Excerpts from an interface dataset
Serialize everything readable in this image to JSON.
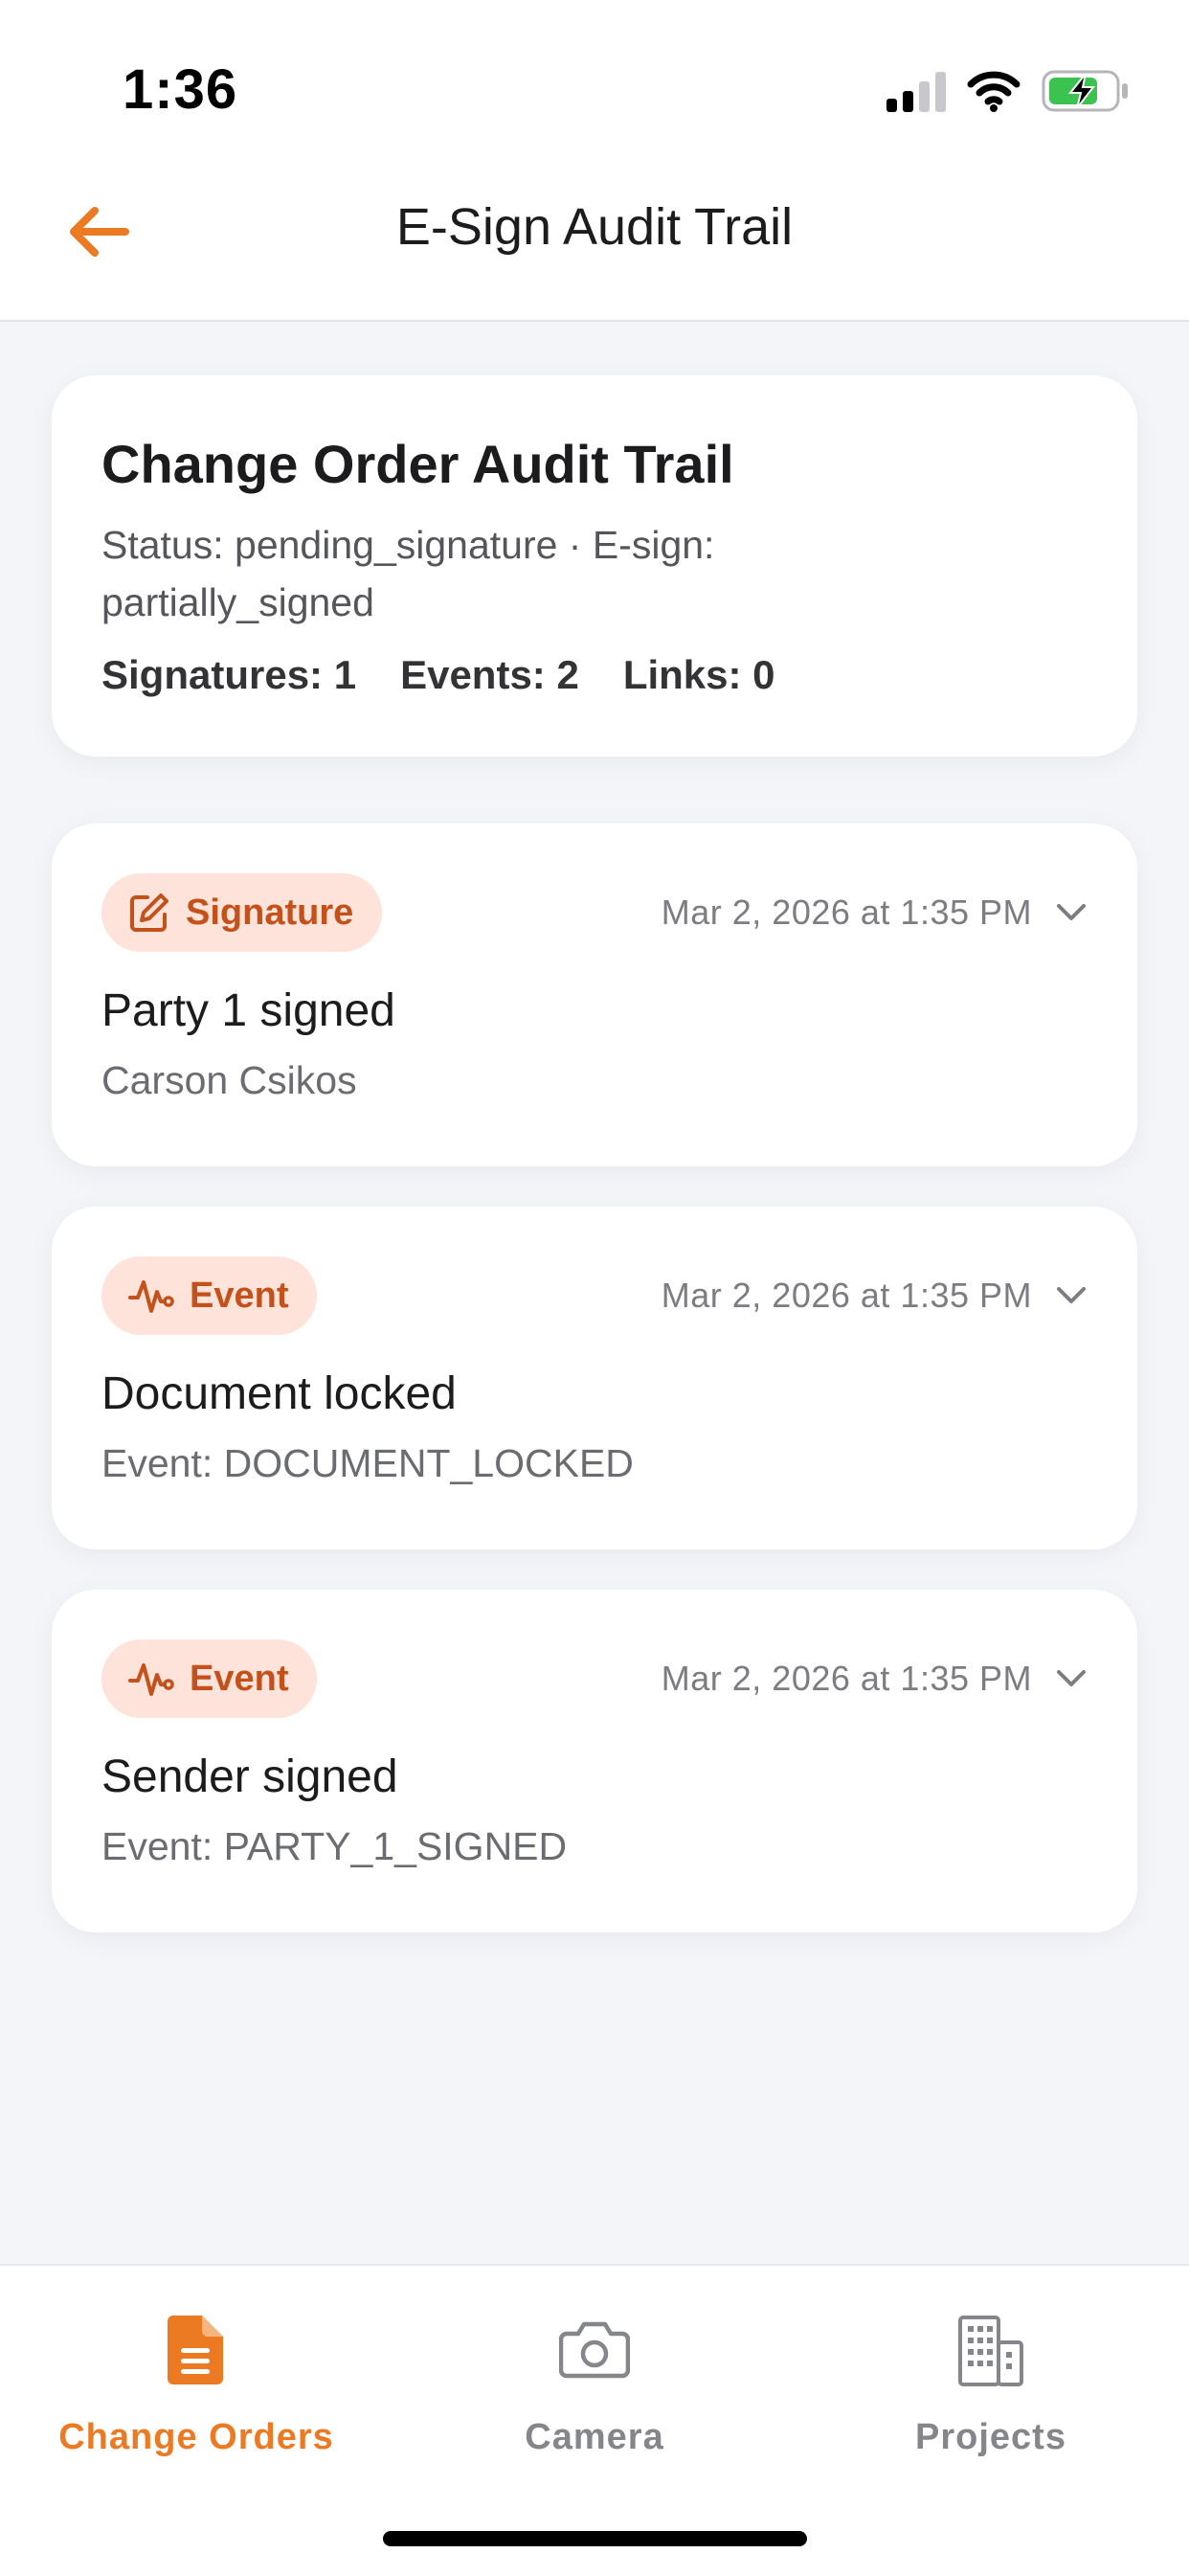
{
  "status_bar": {
    "time": "1:36"
  },
  "header": {
    "title": "E-Sign Audit Trail",
    "accent_color": "#ec7a23"
  },
  "summary": {
    "title": "Change Order Audit Trail",
    "status_line": "Status: pending_signature · E-sign: partially_signed",
    "signatures": "Signatures: 1",
    "events": "Events: 2",
    "links": "Links: 0"
  },
  "entries": [
    {
      "badge": "Signature",
      "badge_icon": "edit-icon",
      "timestamp": "Mar 2, 2026 at 1:35 PM",
      "title": "Party 1 signed",
      "subtitle": "Carson Csikos"
    },
    {
      "badge": "Event",
      "badge_icon": "activity-icon",
      "timestamp": "Mar 2, 2026 at 1:35 PM",
      "title": "Document locked",
      "subtitle": "Event: DOCUMENT_LOCKED"
    },
    {
      "badge": "Event",
      "badge_icon": "activity-icon",
      "timestamp": "Mar 2, 2026 at 1:35 PM",
      "title": "Sender signed",
      "subtitle": "Event: PARTY_1_SIGNED"
    }
  ],
  "tabs": [
    {
      "label": "Change Orders",
      "icon": "document-icon",
      "active": true
    },
    {
      "label": "Camera",
      "icon": "camera-icon",
      "active": false
    },
    {
      "label": "Projects",
      "icon": "building-icon",
      "active": false
    }
  ]
}
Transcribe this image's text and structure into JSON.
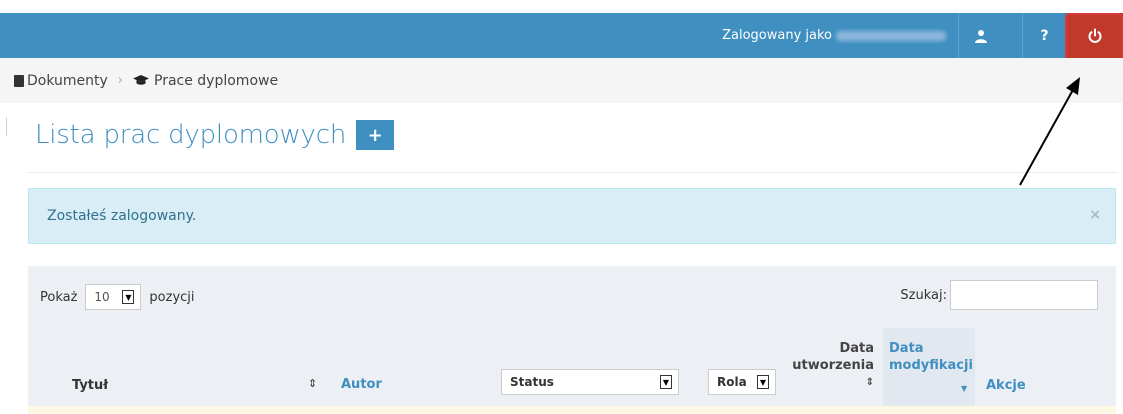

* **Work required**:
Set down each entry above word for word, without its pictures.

* **Response area**:
Serialize everything readable in this image to JSON.
{
  "status_bar": {
    "time": "1:36"
  },
  "header": {
    "title": "E-Sign Audit Trail",
    "accent_color": "#ec7a23"
  },
  "summary": {
    "title": "Change Order Audit Trail",
    "status_line": "Status: pending_signature · E-sign: partially_signed",
    "signatures": "Signatures: 1",
    "events": "Events: 2",
    "links": "Links: 0"
  },
  "entries": [
    {
      "badge": "Signature",
      "badge_icon": "edit-icon",
      "timestamp": "Mar 2, 2026 at 1:35 PM",
      "title": "Party 1 signed",
      "subtitle": "Carson Csikos"
    },
    {
      "badge": "Event",
      "badge_icon": "activity-icon",
      "timestamp": "Mar 2, 2026 at 1:35 PM",
      "title": "Document locked",
      "subtitle": "Event: DOCUMENT_LOCKED"
    },
    {
      "badge": "Event",
      "badge_icon": "activity-icon",
      "timestamp": "Mar 2, 2026 at 1:35 PM",
      "title": "Sender signed",
      "subtitle": "Event: PARTY_1_SIGNED"
    }
  ],
  "tabs": [
    {
      "label": "Change Orders",
      "icon": "document-icon",
      "active": true
    },
    {
      "label": "Camera",
      "icon": "camera-icon",
      "active": false
    },
    {
      "label": "Projects",
      "icon": "building-icon",
      "active": false
    }
  ]
}
Transcribe this image's text and structure into JSON.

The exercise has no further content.